The Obama administration, which has made reducing crime a priority in its attempt to improve the quality of life at dozens of Indian reservations plagued by violence, recently ended a two-year crime-fighting initiative at Wyoming’s Wind River reservation and three others deemed to be among the country's most dangerous, reports the New York Times. Nicknamed “the surge,” it was modeled after the military's Iraq war strategy, which helped change the course of the conflict.

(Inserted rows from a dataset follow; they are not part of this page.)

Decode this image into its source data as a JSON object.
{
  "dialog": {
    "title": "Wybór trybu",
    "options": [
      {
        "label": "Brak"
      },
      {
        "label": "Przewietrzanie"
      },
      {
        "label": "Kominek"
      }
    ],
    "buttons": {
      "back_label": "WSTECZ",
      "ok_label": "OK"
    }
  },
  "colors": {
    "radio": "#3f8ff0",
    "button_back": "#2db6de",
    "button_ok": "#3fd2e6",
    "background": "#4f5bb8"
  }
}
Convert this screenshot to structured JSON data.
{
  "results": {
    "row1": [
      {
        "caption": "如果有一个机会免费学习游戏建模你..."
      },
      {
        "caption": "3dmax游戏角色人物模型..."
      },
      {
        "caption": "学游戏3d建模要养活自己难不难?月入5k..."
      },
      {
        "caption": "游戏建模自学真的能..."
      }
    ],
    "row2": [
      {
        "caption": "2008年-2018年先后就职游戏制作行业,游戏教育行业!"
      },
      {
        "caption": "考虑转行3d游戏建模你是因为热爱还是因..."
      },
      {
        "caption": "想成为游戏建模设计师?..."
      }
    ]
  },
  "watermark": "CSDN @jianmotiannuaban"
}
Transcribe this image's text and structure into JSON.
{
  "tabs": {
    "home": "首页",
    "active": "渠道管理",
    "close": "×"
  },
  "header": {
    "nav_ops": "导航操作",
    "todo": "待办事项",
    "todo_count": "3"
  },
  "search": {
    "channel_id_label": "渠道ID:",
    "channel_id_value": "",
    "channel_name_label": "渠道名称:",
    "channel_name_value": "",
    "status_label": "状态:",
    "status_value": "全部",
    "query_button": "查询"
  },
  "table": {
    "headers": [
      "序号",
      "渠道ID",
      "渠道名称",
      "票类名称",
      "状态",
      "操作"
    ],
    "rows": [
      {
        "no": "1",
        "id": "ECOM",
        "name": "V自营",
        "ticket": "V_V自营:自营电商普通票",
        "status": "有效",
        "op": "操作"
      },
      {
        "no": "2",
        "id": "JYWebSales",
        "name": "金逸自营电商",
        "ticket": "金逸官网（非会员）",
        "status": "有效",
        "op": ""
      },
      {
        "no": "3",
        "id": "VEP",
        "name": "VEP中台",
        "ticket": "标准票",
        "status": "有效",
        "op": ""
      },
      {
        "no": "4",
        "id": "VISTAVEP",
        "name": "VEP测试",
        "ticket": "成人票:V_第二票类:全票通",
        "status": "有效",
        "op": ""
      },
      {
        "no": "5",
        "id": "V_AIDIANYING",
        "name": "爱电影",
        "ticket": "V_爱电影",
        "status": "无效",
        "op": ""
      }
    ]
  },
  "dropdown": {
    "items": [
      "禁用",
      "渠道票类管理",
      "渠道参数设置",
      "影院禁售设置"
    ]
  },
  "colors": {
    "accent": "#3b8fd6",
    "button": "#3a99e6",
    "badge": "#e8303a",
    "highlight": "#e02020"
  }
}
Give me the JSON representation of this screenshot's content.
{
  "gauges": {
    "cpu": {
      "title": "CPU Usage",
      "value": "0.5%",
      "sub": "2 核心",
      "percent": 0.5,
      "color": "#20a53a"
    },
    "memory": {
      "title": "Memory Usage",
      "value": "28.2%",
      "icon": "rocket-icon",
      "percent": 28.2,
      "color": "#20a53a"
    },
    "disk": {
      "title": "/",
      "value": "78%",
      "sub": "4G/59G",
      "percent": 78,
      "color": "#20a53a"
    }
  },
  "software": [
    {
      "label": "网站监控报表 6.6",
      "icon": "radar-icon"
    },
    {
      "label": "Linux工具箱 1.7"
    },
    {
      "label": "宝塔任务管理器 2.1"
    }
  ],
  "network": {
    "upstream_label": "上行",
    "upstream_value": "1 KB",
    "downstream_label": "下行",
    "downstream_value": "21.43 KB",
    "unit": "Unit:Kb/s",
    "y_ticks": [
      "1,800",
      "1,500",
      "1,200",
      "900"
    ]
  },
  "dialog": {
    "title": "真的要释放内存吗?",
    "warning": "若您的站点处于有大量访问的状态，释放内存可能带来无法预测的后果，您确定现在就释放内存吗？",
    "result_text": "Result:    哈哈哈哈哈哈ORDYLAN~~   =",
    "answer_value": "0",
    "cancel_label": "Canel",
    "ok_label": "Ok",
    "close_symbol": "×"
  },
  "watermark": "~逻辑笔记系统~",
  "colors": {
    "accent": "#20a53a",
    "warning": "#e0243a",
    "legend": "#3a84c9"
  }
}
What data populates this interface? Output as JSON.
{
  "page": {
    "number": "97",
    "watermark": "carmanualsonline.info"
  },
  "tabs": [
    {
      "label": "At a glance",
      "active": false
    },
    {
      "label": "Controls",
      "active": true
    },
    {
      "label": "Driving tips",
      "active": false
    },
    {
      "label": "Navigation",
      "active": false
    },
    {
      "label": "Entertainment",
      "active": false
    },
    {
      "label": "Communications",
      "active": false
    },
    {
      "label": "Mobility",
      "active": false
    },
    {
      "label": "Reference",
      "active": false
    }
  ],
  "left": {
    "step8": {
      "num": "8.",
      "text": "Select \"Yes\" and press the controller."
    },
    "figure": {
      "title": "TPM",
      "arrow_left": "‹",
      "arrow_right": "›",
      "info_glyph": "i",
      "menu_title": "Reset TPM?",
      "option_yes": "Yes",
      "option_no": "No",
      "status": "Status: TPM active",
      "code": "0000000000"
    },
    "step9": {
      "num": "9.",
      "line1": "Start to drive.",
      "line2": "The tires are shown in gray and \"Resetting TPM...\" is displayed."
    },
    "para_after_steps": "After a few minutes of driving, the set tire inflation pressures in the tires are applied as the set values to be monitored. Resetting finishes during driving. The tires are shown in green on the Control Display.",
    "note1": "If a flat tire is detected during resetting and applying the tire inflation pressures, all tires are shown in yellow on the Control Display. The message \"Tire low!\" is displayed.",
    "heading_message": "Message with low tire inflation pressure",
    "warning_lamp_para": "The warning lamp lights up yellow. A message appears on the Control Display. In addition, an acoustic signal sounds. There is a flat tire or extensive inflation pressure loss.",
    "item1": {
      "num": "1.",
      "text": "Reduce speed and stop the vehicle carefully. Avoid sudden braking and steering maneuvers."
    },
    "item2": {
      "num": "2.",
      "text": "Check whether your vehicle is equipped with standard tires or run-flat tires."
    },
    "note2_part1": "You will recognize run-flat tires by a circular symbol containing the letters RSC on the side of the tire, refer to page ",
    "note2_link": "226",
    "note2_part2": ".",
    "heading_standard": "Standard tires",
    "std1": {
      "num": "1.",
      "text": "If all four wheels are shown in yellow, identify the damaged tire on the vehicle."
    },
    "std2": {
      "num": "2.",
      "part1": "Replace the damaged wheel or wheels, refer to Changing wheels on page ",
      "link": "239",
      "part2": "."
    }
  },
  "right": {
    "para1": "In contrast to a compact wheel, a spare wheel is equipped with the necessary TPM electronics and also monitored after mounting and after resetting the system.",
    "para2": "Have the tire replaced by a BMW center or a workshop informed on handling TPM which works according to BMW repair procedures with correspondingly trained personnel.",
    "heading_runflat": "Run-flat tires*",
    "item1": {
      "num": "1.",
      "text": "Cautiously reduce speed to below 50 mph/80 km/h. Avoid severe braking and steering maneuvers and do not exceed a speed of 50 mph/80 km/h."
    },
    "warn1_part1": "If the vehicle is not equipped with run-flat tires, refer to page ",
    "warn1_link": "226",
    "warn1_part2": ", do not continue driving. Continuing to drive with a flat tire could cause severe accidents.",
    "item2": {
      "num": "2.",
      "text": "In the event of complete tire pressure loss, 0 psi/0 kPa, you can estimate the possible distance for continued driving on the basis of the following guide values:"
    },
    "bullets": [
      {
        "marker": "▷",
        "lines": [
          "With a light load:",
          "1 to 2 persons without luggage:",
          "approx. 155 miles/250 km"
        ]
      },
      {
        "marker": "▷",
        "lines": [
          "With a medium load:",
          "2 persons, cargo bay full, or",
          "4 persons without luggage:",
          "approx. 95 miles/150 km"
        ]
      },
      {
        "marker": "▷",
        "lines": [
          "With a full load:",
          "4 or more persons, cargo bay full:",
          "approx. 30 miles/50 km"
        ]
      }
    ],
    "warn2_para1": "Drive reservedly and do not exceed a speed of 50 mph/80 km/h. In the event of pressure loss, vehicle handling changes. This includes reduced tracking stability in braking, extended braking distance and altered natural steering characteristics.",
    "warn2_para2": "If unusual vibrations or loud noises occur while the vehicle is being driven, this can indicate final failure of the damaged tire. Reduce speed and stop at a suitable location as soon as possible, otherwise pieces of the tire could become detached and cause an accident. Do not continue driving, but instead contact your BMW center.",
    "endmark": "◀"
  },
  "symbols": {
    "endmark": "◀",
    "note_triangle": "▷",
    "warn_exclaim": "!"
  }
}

Hundreds of officers from the National Park Service and other federal agencies swarmed the reservations, and crime was reduced at three of the four reservations — including a 68 percent decline at Mescalero Apache in New Mexico, officials said. Wind River, as has been true for much of its turbulent history, bucked the trend: violent crime there increased by 7 percent during the surge. Wind River has a crime rate five to seven times the national average and a long history of ghastly homicides. During the initiative, which increased the number of officers to 37 from 6, crimes included the murder of a girl, 13, who had been missing for four days and whose partly clothed body was found under a tree, and the killing of a 25-year-old man, who police say had been beaten with a child's car seat and a dumbbell by two friends after a sexual encounter.